• Dataset excerpts:

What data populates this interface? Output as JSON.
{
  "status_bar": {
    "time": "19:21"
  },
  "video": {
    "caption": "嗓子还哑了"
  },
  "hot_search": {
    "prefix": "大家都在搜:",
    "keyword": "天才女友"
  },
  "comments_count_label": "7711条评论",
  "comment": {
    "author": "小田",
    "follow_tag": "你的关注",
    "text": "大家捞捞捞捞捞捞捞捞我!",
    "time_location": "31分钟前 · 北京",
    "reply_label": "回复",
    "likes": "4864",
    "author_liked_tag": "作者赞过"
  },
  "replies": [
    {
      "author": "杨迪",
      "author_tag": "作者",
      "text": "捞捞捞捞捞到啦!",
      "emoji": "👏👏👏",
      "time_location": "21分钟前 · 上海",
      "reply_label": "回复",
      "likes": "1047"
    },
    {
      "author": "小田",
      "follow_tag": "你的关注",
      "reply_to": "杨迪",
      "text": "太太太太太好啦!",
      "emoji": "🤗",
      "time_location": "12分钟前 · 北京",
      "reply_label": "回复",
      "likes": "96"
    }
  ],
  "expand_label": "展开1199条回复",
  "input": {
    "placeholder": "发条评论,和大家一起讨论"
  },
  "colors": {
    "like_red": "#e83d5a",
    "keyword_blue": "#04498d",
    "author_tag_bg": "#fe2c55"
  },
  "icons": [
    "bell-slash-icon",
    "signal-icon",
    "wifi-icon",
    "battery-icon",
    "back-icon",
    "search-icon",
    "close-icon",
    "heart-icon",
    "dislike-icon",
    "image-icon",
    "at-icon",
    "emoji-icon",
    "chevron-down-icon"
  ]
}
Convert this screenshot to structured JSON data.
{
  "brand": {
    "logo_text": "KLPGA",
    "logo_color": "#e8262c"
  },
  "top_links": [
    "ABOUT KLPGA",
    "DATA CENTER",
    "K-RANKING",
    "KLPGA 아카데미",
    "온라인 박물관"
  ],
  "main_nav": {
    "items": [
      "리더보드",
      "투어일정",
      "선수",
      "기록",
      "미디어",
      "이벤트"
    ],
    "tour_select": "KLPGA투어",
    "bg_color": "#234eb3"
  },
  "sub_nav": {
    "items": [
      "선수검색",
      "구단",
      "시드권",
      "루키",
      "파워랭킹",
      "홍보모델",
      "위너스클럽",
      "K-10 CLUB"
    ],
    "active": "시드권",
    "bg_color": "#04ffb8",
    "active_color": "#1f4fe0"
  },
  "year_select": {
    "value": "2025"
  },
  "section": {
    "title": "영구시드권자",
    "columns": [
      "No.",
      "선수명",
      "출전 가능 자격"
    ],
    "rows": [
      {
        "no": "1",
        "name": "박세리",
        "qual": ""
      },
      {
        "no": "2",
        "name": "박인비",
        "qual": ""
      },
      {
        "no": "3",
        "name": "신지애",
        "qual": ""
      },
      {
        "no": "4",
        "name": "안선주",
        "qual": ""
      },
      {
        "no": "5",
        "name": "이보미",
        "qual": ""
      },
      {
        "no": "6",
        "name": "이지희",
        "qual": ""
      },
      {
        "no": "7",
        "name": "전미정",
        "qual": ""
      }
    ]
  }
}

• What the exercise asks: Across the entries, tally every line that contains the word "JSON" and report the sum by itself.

• Answer to this task: 2